Task objective :: Below are some records. Quote exactly the lines from the one that contains "Give me the" through the last, both included, and leave out the pictures.

The data ::
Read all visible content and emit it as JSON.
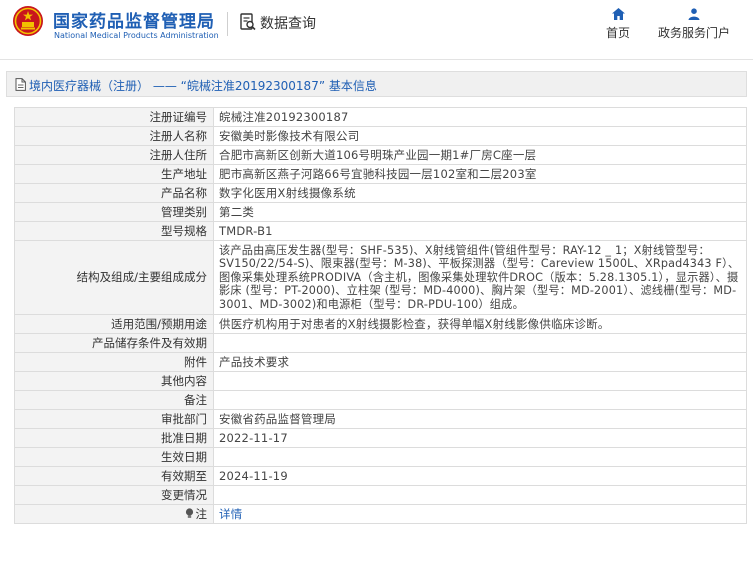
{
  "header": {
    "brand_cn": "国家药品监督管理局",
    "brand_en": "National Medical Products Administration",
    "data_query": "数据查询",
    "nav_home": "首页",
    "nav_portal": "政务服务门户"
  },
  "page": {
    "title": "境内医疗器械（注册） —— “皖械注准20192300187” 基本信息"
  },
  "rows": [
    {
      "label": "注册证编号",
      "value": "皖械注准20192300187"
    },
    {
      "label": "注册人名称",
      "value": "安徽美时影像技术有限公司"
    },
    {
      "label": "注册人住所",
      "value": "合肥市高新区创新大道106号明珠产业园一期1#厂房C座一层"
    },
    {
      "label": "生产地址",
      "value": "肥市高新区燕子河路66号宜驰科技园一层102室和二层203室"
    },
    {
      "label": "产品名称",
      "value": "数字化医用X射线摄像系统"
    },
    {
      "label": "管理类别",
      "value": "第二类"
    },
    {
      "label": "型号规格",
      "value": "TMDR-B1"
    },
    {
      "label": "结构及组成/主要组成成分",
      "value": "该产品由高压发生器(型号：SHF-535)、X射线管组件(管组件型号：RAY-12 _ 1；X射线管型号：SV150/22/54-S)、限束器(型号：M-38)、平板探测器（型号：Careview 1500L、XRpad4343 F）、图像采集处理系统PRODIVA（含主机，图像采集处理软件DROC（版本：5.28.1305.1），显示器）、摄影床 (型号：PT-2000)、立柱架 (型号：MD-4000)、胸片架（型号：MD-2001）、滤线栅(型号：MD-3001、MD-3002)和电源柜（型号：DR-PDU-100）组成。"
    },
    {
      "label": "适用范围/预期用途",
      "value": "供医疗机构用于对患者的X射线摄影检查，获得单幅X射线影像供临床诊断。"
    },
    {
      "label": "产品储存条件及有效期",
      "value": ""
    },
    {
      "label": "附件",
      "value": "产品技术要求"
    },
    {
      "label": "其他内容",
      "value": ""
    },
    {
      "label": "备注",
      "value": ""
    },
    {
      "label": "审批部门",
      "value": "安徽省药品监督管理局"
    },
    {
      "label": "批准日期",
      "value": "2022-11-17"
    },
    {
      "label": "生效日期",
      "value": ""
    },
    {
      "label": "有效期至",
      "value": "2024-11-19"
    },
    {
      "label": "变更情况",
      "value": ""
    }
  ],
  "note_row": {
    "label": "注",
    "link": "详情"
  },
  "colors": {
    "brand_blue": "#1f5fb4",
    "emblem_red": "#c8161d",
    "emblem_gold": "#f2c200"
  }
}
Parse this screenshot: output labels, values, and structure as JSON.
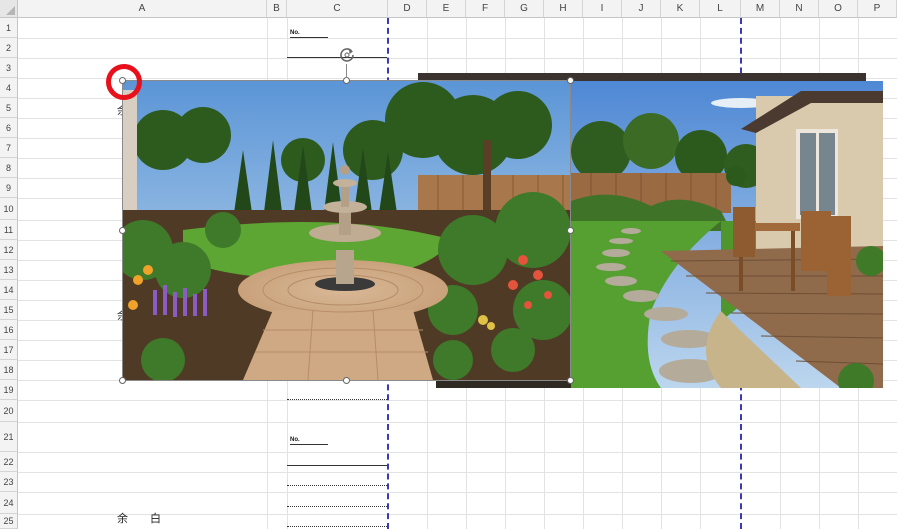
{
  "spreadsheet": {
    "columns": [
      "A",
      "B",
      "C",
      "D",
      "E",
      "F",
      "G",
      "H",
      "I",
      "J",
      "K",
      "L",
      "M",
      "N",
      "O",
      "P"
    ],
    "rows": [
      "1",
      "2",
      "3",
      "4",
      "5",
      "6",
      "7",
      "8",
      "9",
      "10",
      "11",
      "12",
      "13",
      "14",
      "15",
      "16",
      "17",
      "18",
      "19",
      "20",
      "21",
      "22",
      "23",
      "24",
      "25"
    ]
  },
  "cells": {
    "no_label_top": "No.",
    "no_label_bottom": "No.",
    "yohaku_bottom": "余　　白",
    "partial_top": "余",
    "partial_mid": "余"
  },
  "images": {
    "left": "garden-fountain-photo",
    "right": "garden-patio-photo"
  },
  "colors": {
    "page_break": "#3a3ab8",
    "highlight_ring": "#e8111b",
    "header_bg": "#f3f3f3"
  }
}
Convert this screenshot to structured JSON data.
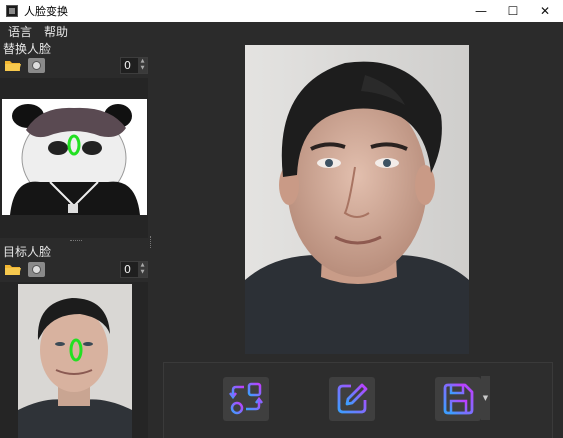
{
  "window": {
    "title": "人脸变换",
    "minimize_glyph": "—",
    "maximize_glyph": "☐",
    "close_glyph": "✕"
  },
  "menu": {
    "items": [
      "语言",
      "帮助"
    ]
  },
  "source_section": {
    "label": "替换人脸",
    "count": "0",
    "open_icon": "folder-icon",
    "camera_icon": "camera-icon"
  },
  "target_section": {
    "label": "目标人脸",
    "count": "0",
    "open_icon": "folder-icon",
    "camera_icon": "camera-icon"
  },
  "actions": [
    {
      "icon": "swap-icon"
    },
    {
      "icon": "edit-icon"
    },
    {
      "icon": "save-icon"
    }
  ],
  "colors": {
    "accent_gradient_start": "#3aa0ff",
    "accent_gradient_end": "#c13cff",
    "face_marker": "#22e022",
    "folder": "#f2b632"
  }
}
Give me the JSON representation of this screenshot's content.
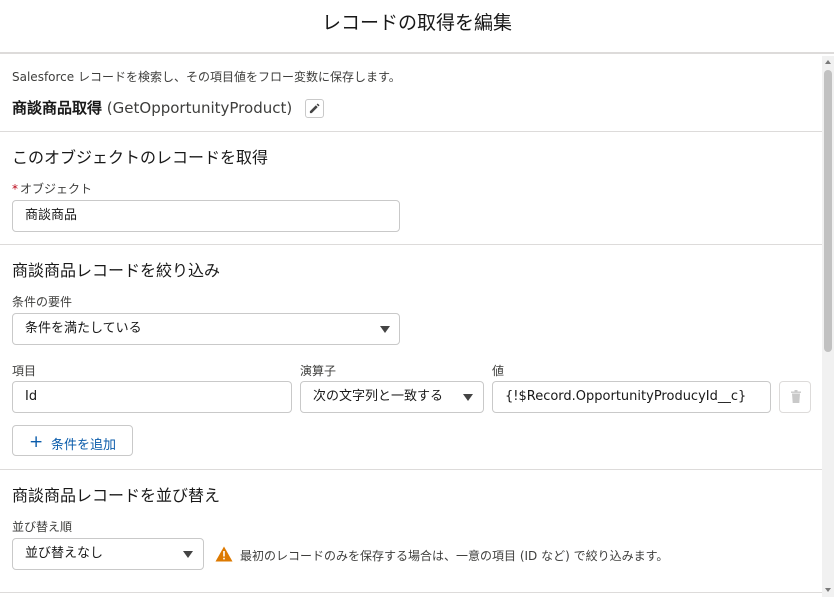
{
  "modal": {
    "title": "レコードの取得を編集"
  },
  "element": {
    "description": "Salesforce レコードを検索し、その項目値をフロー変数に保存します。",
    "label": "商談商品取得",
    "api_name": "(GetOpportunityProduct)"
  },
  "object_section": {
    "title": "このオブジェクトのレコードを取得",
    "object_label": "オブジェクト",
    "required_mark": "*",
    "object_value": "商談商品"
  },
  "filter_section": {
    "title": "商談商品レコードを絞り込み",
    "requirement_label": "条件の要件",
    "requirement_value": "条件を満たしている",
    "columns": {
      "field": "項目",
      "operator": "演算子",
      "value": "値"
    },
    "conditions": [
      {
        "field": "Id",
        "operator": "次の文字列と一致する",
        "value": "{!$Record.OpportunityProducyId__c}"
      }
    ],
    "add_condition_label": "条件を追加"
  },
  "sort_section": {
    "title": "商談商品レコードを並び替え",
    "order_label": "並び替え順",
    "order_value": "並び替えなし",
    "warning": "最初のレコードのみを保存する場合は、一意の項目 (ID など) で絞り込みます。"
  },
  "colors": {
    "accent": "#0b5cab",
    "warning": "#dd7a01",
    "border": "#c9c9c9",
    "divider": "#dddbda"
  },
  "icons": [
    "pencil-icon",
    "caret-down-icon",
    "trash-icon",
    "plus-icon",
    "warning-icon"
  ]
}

Worked solution ::
Give me the JSON representation of this screenshot's content.
{
  "modal": {
    "title": "レコードの取得を編集"
  },
  "element": {
    "description": "Salesforce レコードを検索し、その項目値をフロー変数に保存します。",
    "label": "商談商品取得",
    "api_name": "(GetOpportunityProduct)"
  },
  "object_section": {
    "title": "このオブジェクトのレコードを取得",
    "object_label": "オブジェクト",
    "required_mark": "*",
    "object_value": "商談商品"
  },
  "filter_section": {
    "title": "商談商品レコードを絞り込み",
    "requirement_label": "条件の要件",
    "requirement_value": "条件を満たしている",
    "columns": {
      "field": "項目",
      "operator": "演算子",
      "value": "値"
    },
    "conditions": [
      {
        "field": "Id",
        "operator": "次の文字列と一致する",
        "value": "{!$Record.OpportunityProducyId__c}"
      }
    ],
    "add_condition_label": "条件を追加"
  },
  "sort_section": {
    "title": "商談商品レコードを並び替え",
    "order_label": "並び替え順",
    "order_value": "並び替えなし",
    "warning": "最初のレコードのみを保存する場合は、一意の項目 (ID など) で絞り込みます。"
  },
  "colors": {
    "accent": "#0b5cab",
    "warning": "#dd7a01",
    "border": "#c9c9c9",
    "divider": "#dddbda"
  },
  "icons": [
    "pencil-icon",
    "caret-down-icon",
    "trash-icon",
    "plus-icon",
    "warning-icon"
  ]
}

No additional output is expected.